Eveliina Sumelius-Lindblom (L.Mus) is a pianist, whose career is characterised by creating new music and exploring different approaches. In her doctoral project, Sumelius-Lindblom focused on the repertoire of the early 20th century, with a focus on French and French piano literature. As a researcher, Sumelius-Lindblom is interested in the philosophical foundations of music and conceptual analysis. In her articles, she has discussed, for example, the aesthetic and intertextual characteristics of neoclassical music and the embodied intelligence of the reciter’s perceptual approaches. Sumelius-Lindblom’s doctoral project was funded by the Finnish Cultural Foundation’s Uusimaa Regional Fund, the Greta and William Foundation, the steering group for research and doctoral training of Uniarts Helsinki and the Sibelius Academy Foundation. In the spring of 2018, Sumelius-Lindblom spent a month as an artist-in-residence at Cité-des-Arts in Paris. Further information: Eveliina Sumelius-Lindblom
Taidepiste is Uniarts Helsinki’s new event series, which explores social phenomena through multidisciplinary discussions and art experiences that are free and open to the public. Taidepiste events are organised once a month in the Main Foyer of the Helsinki Music Centre and on Uniarts Helsinki’s YouTube channel. The event series is sponsored by the Louise and Göran Ehrnrooth Foundation. Read more about Taidepiste
Music and philosophy lecture concert series
What is the relationship between music and society and how does society fit in music? These questions have captivated many composers, musicians, music researchers and philosophers. The lecture concert series in the autumn of 2020 and spring of 2021 aims to explore the relationship between music and society from a variety of perspectives
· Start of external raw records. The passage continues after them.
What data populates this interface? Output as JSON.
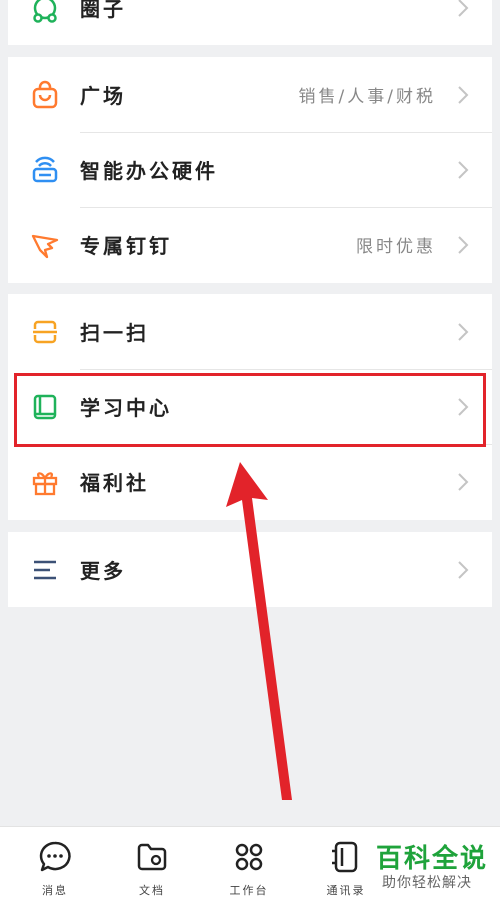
{
  "menu": {
    "group0": {
      "items": [
        {
          "label": "圈子",
          "extra": ""
        }
      ]
    },
    "group1": {
      "items": [
        {
          "label": "广场",
          "extra": "销售/人事/财税"
        },
        {
          "label": "智能办公硬件",
          "extra": ""
        },
        {
          "label": "专属钉钉",
          "extra": "限时优惠"
        }
      ]
    },
    "group2": {
      "items": [
        {
          "label": "扫一扫",
          "extra": ""
        },
        {
          "label": "学习中心",
          "extra": ""
        },
        {
          "label": "福利社",
          "extra": ""
        }
      ]
    },
    "group3": {
      "items": [
        {
          "label": "更多",
          "extra": ""
        }
      ]
    }
  },
  "icons": {
    "circle": "people-circle-icon",
    "square": "shopping-bag-icon",
    "hardware": "router-icon",
    "exclusive": "wing-icon",
    "scan": "scan-icon",
    "learning": "book-icon",
    "welfare": "gift-icon",
    "more": "menu-lines-icon"
  },
  "colors": {
    "green": "#1fb25a",
    "orange": "#ff7a2f",
    "blue": "#2f8ff2",
    "amber": "#f7a323",
    "navy": "#3c5176",
    "highlight": "#e2232a"
  },
  "tabbar": {
    "tabs": [
      {
        "label": "消息",
        "icon": "chat-icon"
      },
      {
        "label": "文档",
        "icon": "folder-icon"
      },
      {
        "label": "工作台",
        "icon": "grid-icon"
      },
      {
        "label": "通讯录",
        "icon": "contacts-icon"
      }
    ]
  },
  "watermark": {
    "title": "百科全说",
    "subtitle": "助你轻松解决"
  }
}
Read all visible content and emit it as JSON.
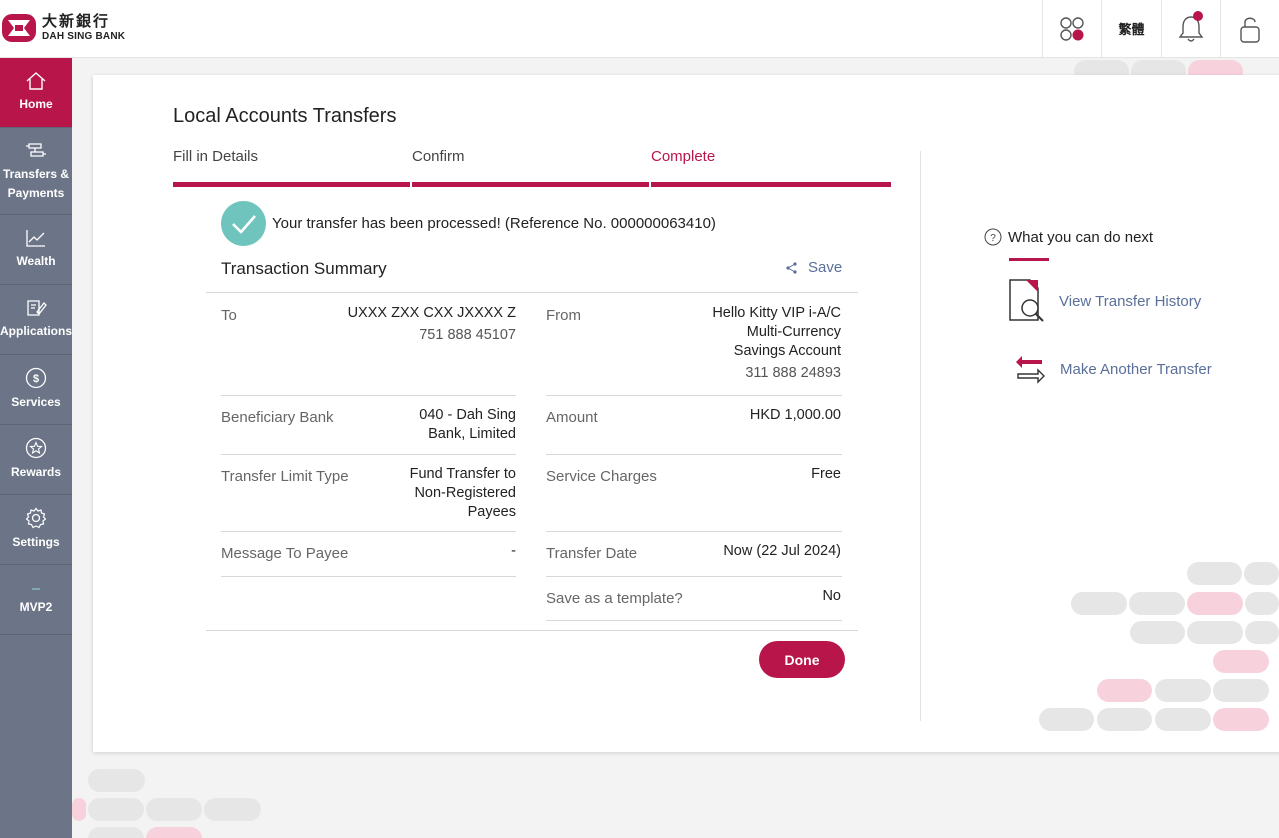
{
  "brand": {
    "name_cn": "大新銀行",
    "name_en": "DAH SING BANK"
  },
  "header": {
    "language_label": "繁體"
  },
  "sidebar": {
    "items": [
      {
        "label": "Home",
        "icon": "home-icon",
        "active": true
      },
      {
        "label": "Transfers & Payments",
        "icon": "transfer-icon",
        "active": false
      },
      {
        "label": "Wealth",
        "icon": "chart-icon",
        "active": false
      },
      {
        "label": "Applications",
        "icon": "edit-icon",
        "active": false
      },
      {
        "label": "Services",
        "icon": "dollar-icon",
        "active": false
      },
      {
        "label": "Rewards",
        "icon": "star-icon",
        "active": false
      },
      {
        "label": "Settings",
        "icon": "gear-icon",
        "active": false
      },
      {
        "label": "MVP2",
        "icon": "dash-icon",
        "active": false
      }
    ]
  },
  "main": {
    "title": "Local Accounts Transfers",
    "steps": [
      "Fill in Details",
      "Confirm",
      "Complete"
    ],
    "current_step": 2,
    "success_message": "Your transfer has been processed! (Reference No. 000000063410)",
    "summary_title": "Transaction Summary",
    "save_label": "Save",
    "fields": {
      "to_label": "To",
      "to_name": "UXXX ZXX CXX JXXXX Z",
      "to_account": "751 888 45107",
      "from_label": "From",
      "from_line1": "Hello Kitty VIP i-A/C",
      "from_line2": "Multi-Currency",
      "from_line3": "Savings Account",
      "from_account": "311 888 24893",
      "bank_label": "Beneficiary Bank",
      "bank_line1": "040 - Dah Sing",
      "bank_line2": "Bank, Limited",
      "amount_label": "Amount",
      "amount_value": "HKD 1,000.00",
      "limit_label": "Transfer Limit Type",
      "limit_line1": "Fund Transfer to",
      "limit_line2": "Non-Registered",
      "limit_line3": "Payees",
      "charges_label": "Service Charges",
      "charges_value": "Free",
      "message_label": "Message To Payee",
      "message_value": "-",
      "date_label": "Transfer Date",
      "date_value": "Now (22 Jul 2024)",
      "template_label": "Save as a template?",
      "template_value": "No"
    },
    "done_label": "Done"
  },
  "next": {
    "title": "What you can do next",
    "links": [
      "View Transfer History",
      "Make Another Transfer"
    ]
  },
  "colors": {
    "brand": "#b8164a",
    "sidebar": "#6c7587",
    "success": "#6fc5be",
    "link": "#5a6f9a"
  }
}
The lecture concert series is part of the 30 Years of Doctorates in Music at the Sibelius Academy anniversary.